Task details -
For the records below, work out the number of lines holding "favicon" and reply with only that.

[Page and application data records]
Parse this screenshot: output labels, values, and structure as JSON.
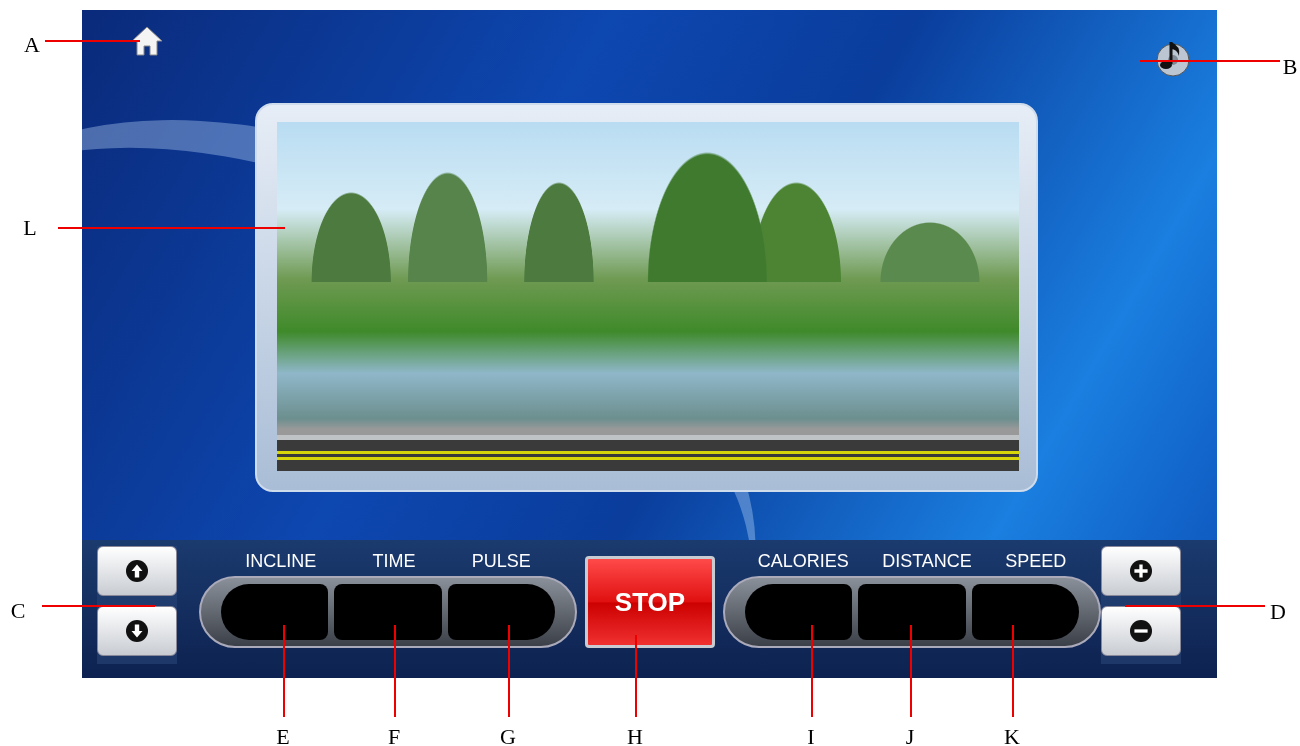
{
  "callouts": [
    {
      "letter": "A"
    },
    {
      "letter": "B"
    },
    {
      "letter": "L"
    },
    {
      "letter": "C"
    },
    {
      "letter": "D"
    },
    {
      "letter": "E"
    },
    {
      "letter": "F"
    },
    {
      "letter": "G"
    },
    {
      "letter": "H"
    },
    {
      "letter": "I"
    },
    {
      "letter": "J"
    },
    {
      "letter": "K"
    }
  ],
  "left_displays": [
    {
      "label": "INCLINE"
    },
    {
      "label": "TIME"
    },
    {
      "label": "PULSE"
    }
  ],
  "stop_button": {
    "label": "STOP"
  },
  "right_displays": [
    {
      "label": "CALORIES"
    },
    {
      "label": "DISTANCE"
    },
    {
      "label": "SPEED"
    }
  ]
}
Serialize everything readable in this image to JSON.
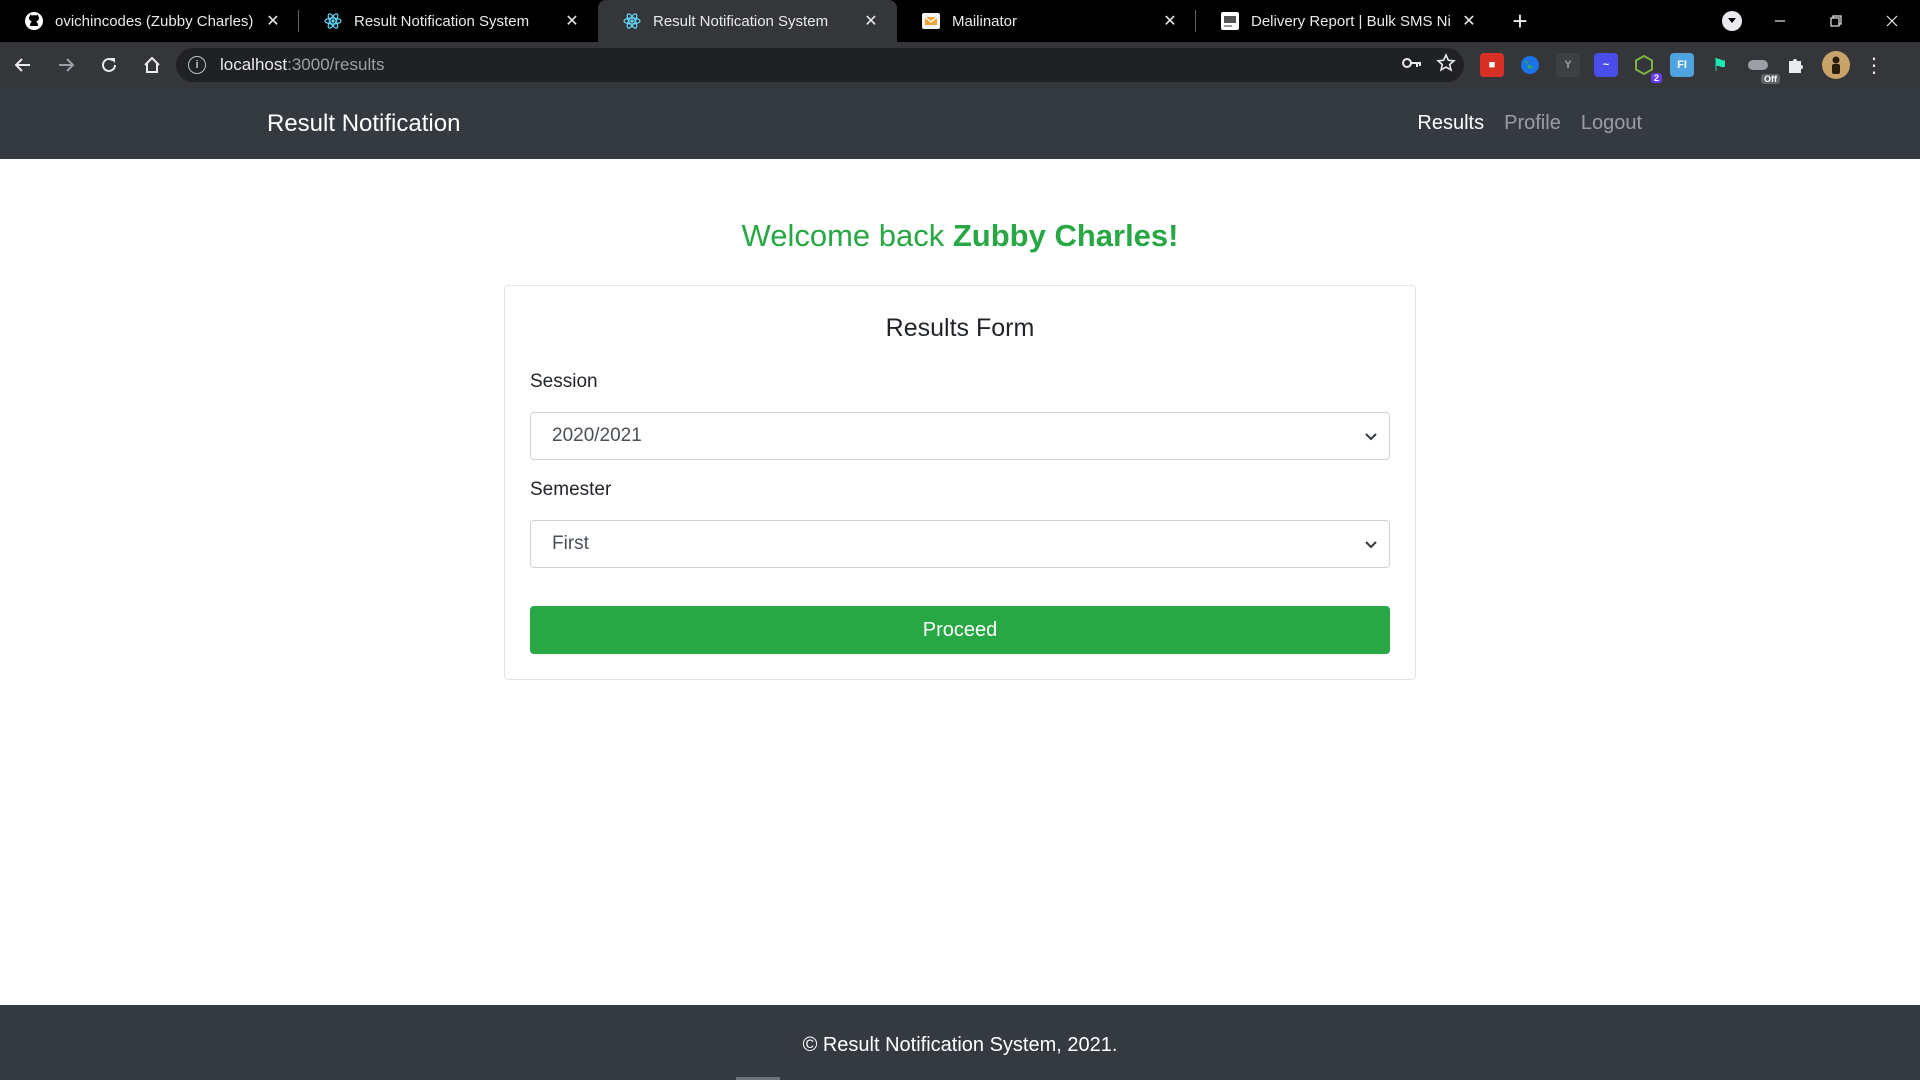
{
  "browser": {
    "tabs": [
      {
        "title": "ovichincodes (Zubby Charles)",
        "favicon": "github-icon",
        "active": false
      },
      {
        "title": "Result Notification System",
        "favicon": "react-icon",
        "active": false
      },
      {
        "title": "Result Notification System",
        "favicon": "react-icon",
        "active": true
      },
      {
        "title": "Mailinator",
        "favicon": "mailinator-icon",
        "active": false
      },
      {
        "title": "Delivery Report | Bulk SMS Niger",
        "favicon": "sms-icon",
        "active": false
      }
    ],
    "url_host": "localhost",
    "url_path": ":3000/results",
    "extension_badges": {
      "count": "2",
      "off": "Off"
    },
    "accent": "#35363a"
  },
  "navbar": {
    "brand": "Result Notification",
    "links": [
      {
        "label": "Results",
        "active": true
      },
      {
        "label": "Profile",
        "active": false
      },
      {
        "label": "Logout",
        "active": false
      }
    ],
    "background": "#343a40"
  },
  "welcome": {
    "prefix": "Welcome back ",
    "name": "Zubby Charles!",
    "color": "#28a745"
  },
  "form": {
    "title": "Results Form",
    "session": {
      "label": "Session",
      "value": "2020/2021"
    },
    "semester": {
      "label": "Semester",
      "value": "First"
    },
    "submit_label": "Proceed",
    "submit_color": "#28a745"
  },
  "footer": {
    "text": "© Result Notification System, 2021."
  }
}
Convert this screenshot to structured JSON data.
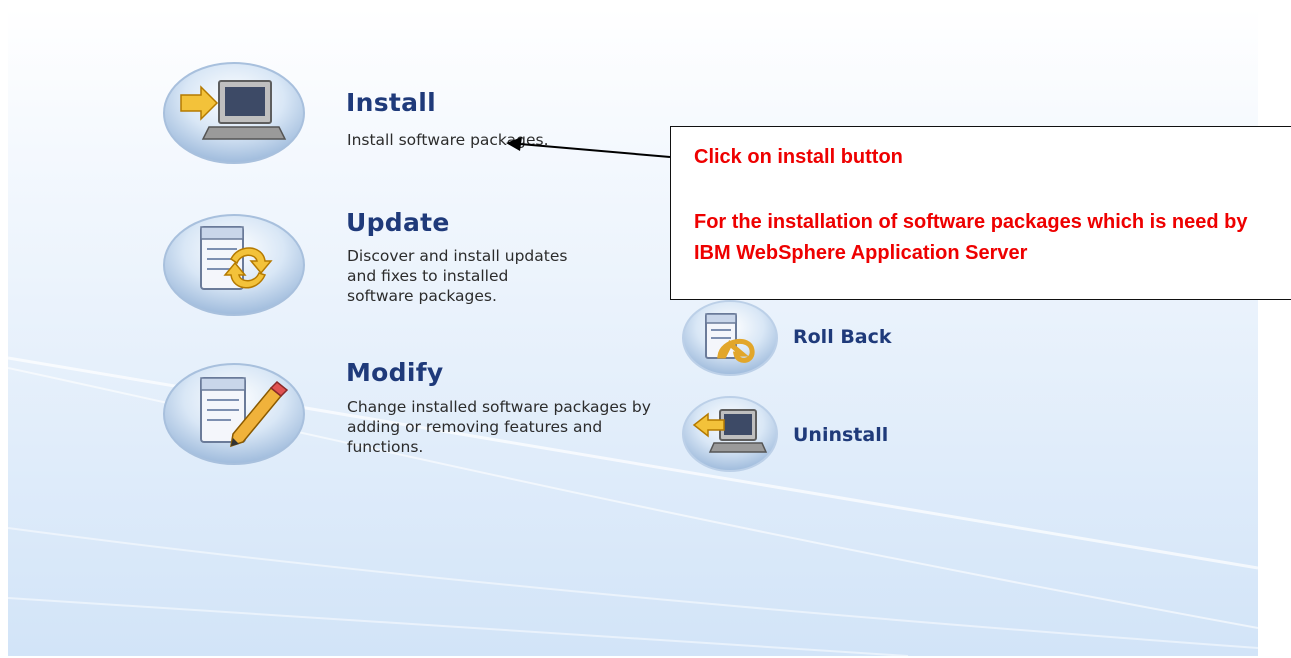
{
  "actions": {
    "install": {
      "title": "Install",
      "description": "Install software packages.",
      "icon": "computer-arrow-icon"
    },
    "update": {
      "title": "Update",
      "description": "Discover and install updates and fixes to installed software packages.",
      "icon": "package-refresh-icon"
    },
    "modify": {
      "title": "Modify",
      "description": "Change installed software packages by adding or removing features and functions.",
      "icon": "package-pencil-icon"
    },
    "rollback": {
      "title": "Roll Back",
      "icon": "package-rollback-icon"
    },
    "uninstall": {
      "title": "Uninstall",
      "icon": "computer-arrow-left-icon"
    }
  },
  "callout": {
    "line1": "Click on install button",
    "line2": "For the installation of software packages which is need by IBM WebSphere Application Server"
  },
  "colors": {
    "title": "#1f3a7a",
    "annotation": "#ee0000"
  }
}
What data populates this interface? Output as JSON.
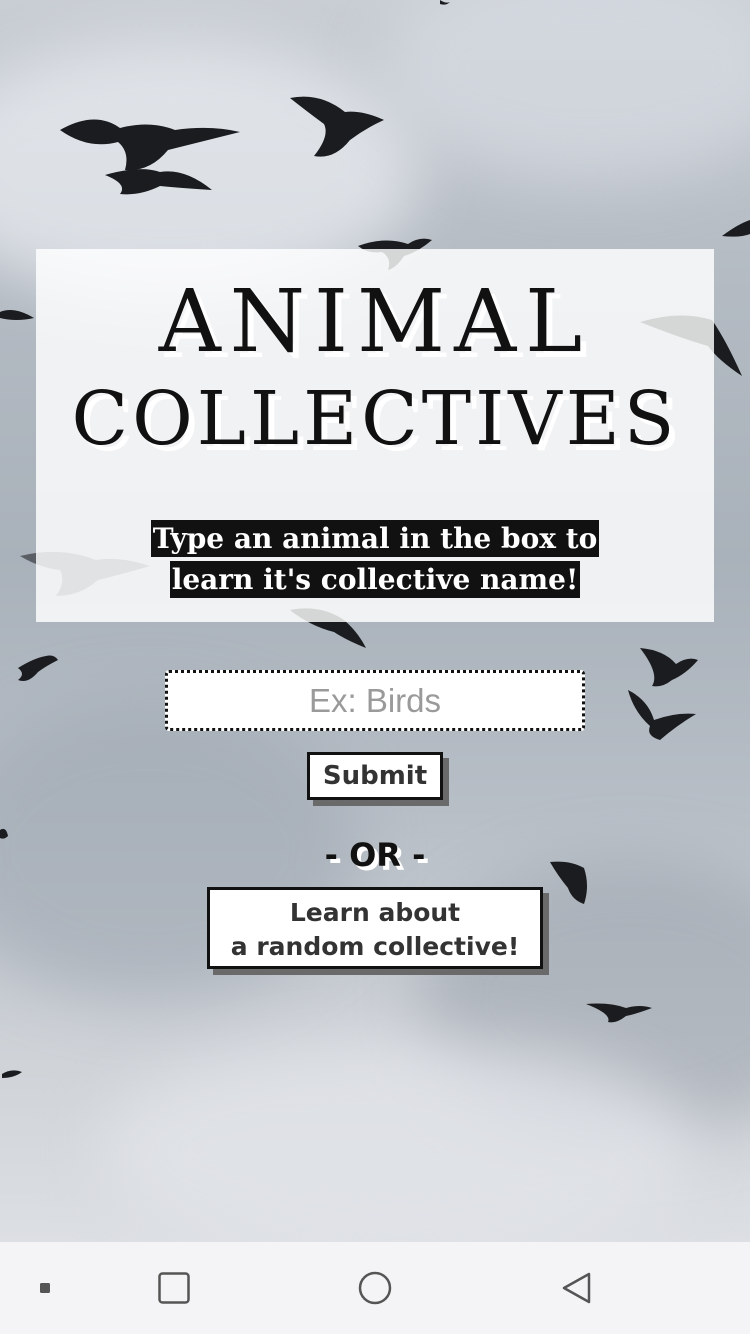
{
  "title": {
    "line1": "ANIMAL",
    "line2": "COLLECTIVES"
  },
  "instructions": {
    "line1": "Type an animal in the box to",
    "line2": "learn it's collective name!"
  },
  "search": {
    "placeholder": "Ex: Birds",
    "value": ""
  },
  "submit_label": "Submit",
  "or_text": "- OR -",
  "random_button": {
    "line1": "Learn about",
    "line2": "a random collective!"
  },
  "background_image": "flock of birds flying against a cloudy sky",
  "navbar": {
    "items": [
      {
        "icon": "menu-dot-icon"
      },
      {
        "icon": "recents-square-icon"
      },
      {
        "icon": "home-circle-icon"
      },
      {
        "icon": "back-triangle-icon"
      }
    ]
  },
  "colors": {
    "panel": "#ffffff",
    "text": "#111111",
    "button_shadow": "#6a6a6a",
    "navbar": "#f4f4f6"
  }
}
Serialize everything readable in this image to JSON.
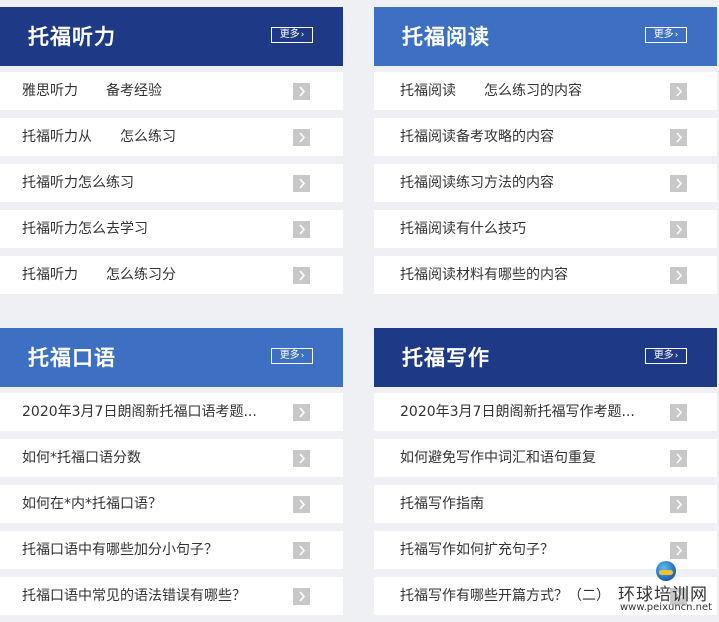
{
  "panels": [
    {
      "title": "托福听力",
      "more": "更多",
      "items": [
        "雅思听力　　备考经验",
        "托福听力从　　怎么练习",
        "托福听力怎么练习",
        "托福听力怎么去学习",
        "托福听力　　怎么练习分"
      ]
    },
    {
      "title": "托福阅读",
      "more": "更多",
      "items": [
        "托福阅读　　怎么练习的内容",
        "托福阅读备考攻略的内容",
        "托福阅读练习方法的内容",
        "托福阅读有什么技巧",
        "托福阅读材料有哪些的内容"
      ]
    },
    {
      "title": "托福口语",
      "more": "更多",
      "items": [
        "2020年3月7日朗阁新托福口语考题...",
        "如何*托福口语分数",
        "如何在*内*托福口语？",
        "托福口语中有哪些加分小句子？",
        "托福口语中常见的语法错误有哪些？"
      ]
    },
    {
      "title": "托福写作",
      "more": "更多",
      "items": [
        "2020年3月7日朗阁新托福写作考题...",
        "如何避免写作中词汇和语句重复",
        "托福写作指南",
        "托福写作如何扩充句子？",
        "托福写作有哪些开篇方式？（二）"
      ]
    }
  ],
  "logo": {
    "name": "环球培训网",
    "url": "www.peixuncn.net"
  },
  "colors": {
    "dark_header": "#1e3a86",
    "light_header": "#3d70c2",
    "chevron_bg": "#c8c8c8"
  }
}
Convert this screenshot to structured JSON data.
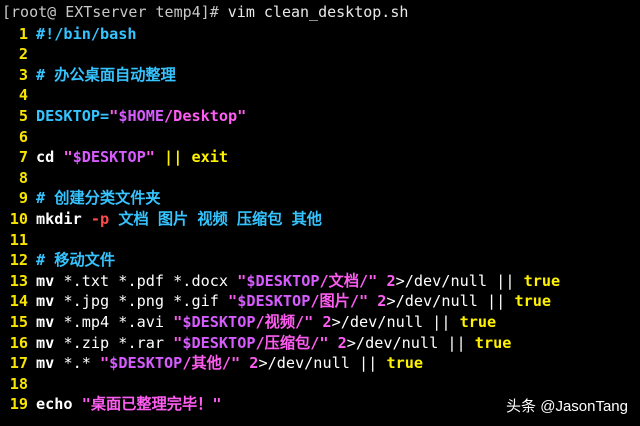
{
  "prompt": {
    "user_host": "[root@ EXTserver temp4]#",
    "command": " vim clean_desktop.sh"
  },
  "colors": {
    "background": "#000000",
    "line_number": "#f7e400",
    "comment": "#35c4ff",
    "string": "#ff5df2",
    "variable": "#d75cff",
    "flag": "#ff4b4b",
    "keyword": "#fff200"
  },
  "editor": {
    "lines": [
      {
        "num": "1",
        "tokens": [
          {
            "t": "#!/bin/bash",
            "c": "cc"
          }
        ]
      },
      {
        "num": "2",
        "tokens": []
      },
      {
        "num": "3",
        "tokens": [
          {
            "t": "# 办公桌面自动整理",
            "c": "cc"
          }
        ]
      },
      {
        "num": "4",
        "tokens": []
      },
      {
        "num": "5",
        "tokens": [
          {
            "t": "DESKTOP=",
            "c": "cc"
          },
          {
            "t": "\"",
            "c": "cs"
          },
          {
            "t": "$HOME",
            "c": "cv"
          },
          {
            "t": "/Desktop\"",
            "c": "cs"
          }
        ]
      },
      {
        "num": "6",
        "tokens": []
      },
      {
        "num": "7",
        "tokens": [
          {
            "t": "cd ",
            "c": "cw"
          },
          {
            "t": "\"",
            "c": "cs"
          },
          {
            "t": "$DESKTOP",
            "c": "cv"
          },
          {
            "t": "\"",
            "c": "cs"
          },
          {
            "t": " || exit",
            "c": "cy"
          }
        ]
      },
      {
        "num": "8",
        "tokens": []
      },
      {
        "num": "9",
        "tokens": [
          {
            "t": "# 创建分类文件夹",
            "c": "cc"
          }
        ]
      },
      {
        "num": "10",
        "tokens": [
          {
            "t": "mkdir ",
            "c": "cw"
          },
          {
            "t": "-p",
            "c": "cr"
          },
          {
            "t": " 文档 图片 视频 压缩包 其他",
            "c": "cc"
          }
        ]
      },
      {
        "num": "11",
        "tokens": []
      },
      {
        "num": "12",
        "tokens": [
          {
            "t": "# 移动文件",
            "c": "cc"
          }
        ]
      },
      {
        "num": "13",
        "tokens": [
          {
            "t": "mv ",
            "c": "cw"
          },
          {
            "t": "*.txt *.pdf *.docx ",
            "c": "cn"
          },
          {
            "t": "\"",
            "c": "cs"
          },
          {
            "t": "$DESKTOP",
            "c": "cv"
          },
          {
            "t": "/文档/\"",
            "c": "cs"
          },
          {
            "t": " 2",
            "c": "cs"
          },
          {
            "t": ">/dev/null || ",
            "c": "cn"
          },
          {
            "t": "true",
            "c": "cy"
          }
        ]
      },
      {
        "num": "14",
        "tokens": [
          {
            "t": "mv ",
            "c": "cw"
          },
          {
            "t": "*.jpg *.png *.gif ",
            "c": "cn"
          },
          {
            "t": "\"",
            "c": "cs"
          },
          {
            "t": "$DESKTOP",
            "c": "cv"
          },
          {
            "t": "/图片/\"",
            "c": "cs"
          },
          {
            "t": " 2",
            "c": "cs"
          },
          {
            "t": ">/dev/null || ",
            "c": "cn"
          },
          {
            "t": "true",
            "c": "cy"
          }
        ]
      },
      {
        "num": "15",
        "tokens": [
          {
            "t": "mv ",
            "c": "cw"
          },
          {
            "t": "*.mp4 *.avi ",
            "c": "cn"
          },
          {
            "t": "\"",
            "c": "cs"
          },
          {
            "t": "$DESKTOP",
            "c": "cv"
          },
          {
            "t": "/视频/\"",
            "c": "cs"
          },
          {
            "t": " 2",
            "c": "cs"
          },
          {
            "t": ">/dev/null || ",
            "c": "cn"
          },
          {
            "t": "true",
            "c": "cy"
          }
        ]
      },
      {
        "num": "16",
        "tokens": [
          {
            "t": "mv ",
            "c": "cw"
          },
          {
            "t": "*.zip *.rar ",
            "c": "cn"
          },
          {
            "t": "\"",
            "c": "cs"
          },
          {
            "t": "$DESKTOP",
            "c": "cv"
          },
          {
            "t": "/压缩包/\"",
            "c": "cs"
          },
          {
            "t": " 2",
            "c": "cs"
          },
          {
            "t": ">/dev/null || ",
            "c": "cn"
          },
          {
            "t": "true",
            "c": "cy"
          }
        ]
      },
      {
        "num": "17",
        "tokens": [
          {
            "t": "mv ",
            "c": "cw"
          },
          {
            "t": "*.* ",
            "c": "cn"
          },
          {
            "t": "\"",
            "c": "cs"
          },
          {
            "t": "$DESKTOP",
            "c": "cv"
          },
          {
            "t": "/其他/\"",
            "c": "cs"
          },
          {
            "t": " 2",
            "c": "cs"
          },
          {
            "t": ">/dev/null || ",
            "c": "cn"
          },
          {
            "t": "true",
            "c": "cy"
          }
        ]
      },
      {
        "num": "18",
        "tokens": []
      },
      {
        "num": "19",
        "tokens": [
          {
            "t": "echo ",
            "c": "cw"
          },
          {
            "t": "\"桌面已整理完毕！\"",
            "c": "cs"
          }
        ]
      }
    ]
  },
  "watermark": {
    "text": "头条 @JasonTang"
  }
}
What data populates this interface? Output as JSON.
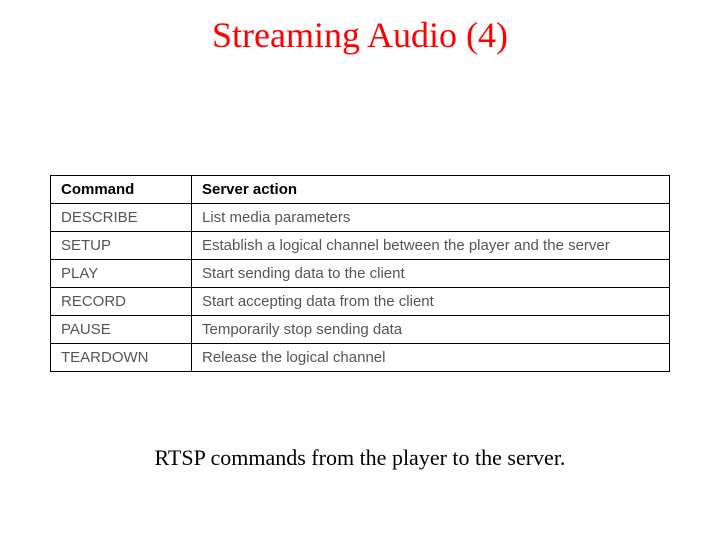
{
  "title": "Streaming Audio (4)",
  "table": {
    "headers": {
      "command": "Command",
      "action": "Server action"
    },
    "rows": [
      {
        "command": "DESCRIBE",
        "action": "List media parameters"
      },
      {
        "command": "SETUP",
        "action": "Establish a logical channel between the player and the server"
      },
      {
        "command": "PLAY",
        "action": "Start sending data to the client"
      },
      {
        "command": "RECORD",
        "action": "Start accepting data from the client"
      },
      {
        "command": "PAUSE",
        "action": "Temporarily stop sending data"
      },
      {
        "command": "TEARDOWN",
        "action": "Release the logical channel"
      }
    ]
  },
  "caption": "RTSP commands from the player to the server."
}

Reply -
5